One of the hottest sectors in the stock market over the past few years has cooled off significantly at the start of 2011. With the exception of Pep Boys
The likely catalyst for the recent sell-off is the overall improvement in new car sales, and January was another strong month comparatively. Numbers released Tuesday showed that combined January U.S. sales of the top seven automakers improved 17.7% over the prior year, and Ford
While improving car sales might have a very marginal effect on these parts retailers, I don't believe the pace at which the industry is growing is enough to impact earnings. New car sales still remain well below historical levels, and the all important "SAAR" -- seasonally adjusted annualized rate of vehicle sales – actually decreased in January. Additionally, Ford's earnings report shows a full recovery is not quite on the horizon. While I believe industry trends are still favorable for the auto parts retailers, there are a few important factors that investors should look for when the group begins reporting this week.
The right conditions
A rudderless economy benefitted parts retailers as new car buying came to a screeching halt during the recession. Consumers were taking their vehicles to repair shops or even fixing them the old-fashioned way, with their own tools. Perhaps the biggest beneficiaries were AutoZone
While a weak economy certainly helped boost the average car's age, cars are made better today, and as a result can be kept much longer. These older cars are mostly free of dealer warranties, and repairs go to independent shops serviced by the aftermarket.
Push for commercial sales
As more and more auto repair work goes to independent shops, the retailers have been looking to boost commercial service to gain a larger share of this highly fragmented $40 billion market. O'Reilly is the leader in this space, generating 50% of its revenue from commercial sales, which is still only about 6.6% of the commercial market. Advance's commercial sales represent 34% of its revenue or 4.9% of the market, and AutoZone is the leader in the retail space, but generates only about 11% of its revenue from commercial sales, or about 2% of the commercial market.
As these retailers attempt to add more commercial sales to the revenue mix, investors need to keep a particularly close eye on margins as well as accounts receivable. Commercial sales generate a smaller margin, as prices are significantly lower for more knowledgeable mechanics and independent garages than for retail customers. In addition, these parts are often delivered to the mechanics by the stores free of charge. With gas prices on the rise, obviously so are costs for these retailers.

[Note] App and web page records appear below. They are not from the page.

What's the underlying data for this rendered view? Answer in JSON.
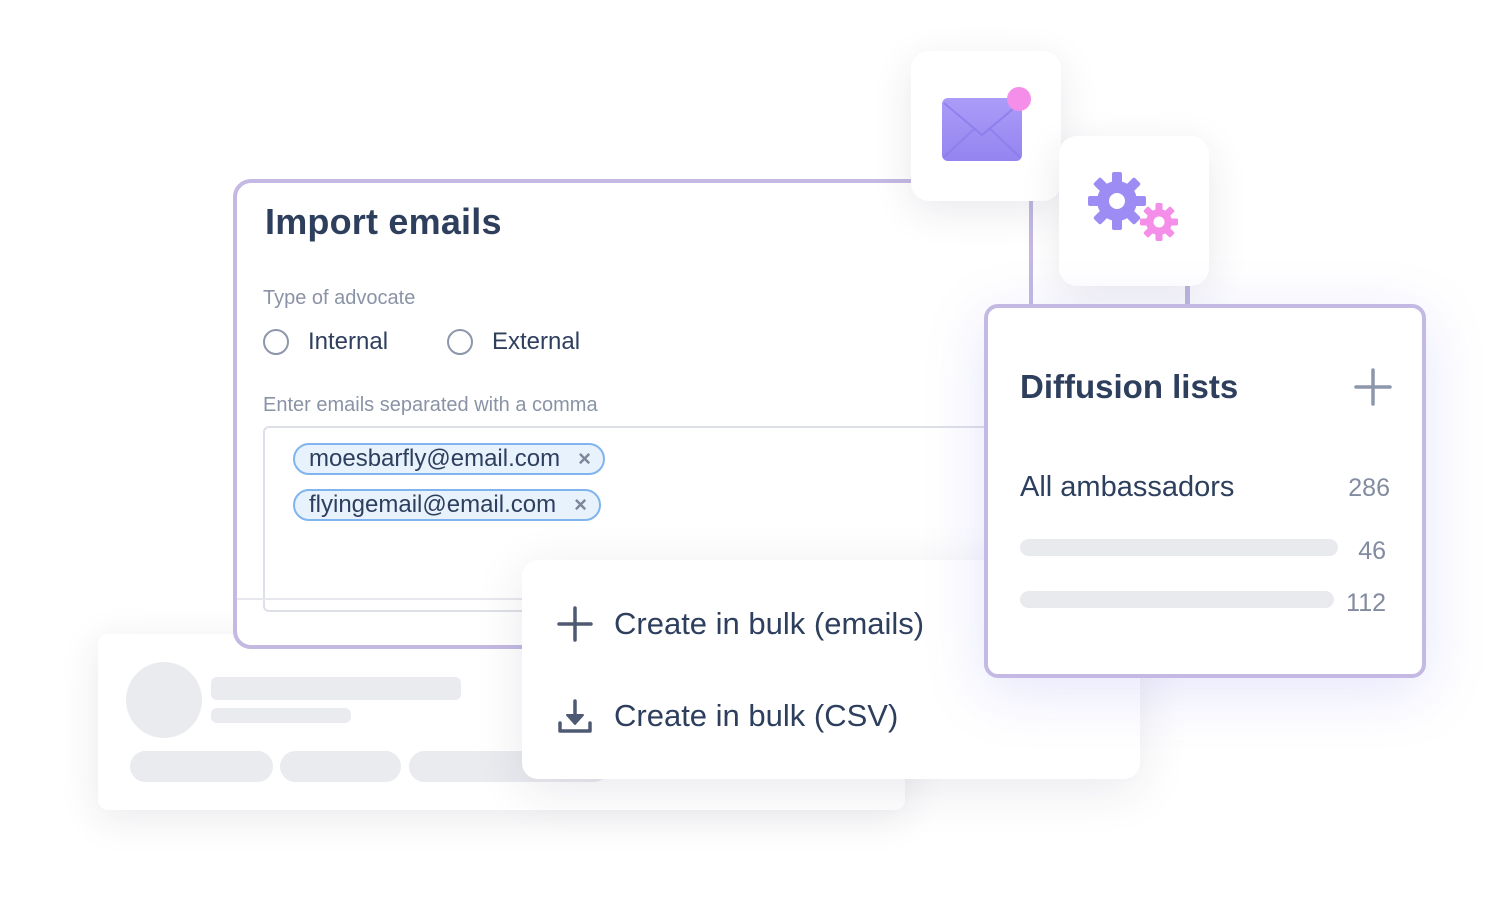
{
  "import_emails": {
    "title": "Import emails",
    "advocate_type_label": "Type of advocate",
    "advocate_options": [
      {
        "label": "Internal",
        "selected": false
      },
      {
        "label": "External",
        "selected": false
      }
    ],
    "emails_label": "Enter emails separated with a comma",
    "email_chips": [
      {
        "value": "moesbarfly@email.com",
        "remove_icon": "×"
      },
      {
        "value": "flyingemail@email.com",
        "remove_icon": "×"
      }
    ]
  },
  "bulk_menu": {
    "items": [
      {
        "icon": "plus-icon",
        "label": "Create in bulk (emails)"
      },
      {
        "icon": "download-icon",
        "label": "Create in bulk (CSV)"
      }
    ]
  },
  "diffusion_lists": {
    "title": "Diffusion lists",
    "add_icon": "plus-icon",
    "lists": [
      {
        "label": "All ambassadors",
        "count": "286"
      },
      {
        "label": "",
        "count": "46"
      },
      {
        "label": "",
        "count": "112"
      }
    ]
  },
  "icons": {
    "mail_tile": "envelope-notification-icon",
    "gear_tile": "gears-icon"
  },
  "colors": {
    "accent_border": "#c3b9e3",
    "chip_border": "#7fb4ee",
    "chip_fill": "#e7f2fd",
    "text_primary": "#2e3f5e",
    "text_muted": "#8a93a6",
    "envelope": "#9f8ff5",
    "notification_dot": "#f58ee8",
    "gear_primary": "#9c8cf3",
    "gear_secondary": "#f58ee8"
  }
}
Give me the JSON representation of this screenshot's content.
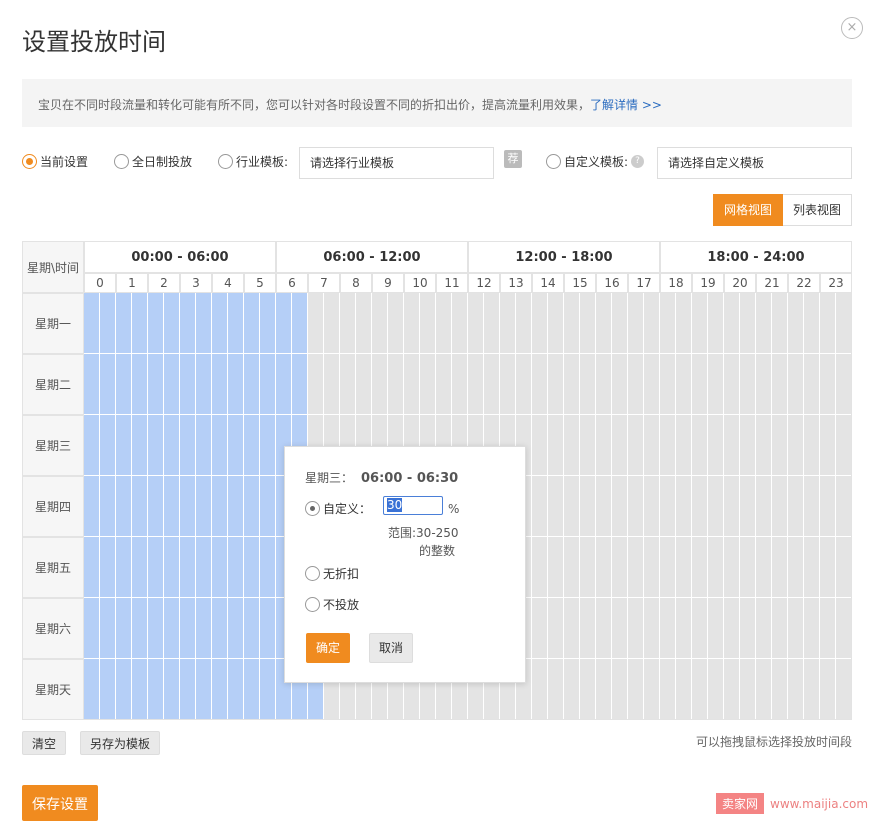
{
  "dialog": {
    "title": "设置投放时间",
    "close_glyph": "×"
  },
  "notice": {
    "text": "宝贝在不同时段流量和转化可能有所不同，您可以针对各时段设置不同的折扣出价，提高流量利用效果，",
    "link": "了解详情 >>"
  },
  "options": {
    "current": "当前设置",
    "all_day": "全日制投放",
    "industry": "行业模板:",
    "industry_placeholder": "请选择行业模板",
    "recommend_badge": "荐",
    "custom": "自定义模板:",
    "custom_placeholder": "请选择自定义模板",
    "selected": "current",
    "help_icon": "question-circle-icon"
  },
  "view": {
    "grid_label": "网格视图",
    "list_label": "列表视图",
    "active": "grid"
  },
  "grid": {
    "corner_label": "星期\\时间",
    "ranges": [
      "00:00 - 06:00",
      "06:00 - 12:00",
      "12:00 - 18:00",
      "18:00 - 24:00"
    ],
    "hours": [
      "0",
      "1",
      "2",
      "3",
      "4",
      "5",
      "6",
      "7",
      "8",
      "9",
      "10",
      "11",
      "12",
      "13",
      "14",
      "15",
      "16",
      "17",
      "18",
      "19",
      "20",
      "21",
      "22",
      "23"
    ],
    "days": [
      "星期一",
      "星期二",
      "星期三",
      "星期四",
      "星期五",
      "星期六",
      "星期天"
    ],
    "selected_half_hours_per_day": [
      14,
      14,
      14,
      14,
      14,
      14,
      15
    ],
    "colors": {
      "selected": "#b5cff7",
      "unselected": "#e4e4e4"
    }
  },
  "popup": {
    "day": "星期三：",
    "time": "06:00 - 06:30",
    "custom_label": "自定义：",
    "custom_value": "30",
    "unit": "%",
    "range_line1": "范围:30-250",
    "range_line2": "的整数",
    "no_discount": "无折扣",
    "no_delivery": "不投放",
    "confirm": "确定",
    "cancel": "取消"
  },
  "footer": {
    "clear": "清空",
    "save_as_template": "另存为模板",
    "hint": "可以拖拽鼠标选择投放时间段",
    "save": "保存设置"
  },
  "watermark": {
    "logo": "卖家网",
    "url": "www.maijia.com"
  },
  "colors": {
    "accent": "#f08b1f",
    "link": "#2a6bbf"
  }
}
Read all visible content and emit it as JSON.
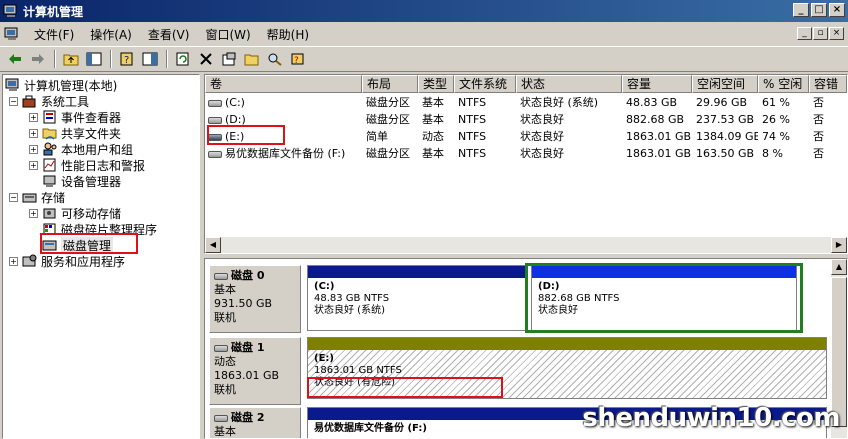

Commercial customers are also typically given credit with the option to pay monthly. As the retailers open up more and more lines of credit to customers, investors must watch to make sure the receivables ledger is not expanding too fast.
Throughout the past year, the parts retailers have seen a significant lift from weather conditions. The industry thrives on extremes. The summer was extremely hot; the winter has been just the opposite. AutoZone CEO Bill Rhodes attributed 20% of the company's same-store sales increase during its last quarter to the weather conditions.
Time to wait
The slowly recovering economy is still a positive for the aftermarket, and the trends that have buoyed the industry remain intact. However, those looking for a reason to sell these stocks after a great run have been given a good excuse as a result of the comparatively stronger U.S. new car sales data over the past few months. While not insignificant, I believe investors should keep a closer eye on the trends I discussed and how these retailers are progressing with commercial initiatives, and the higher costs of growing this business.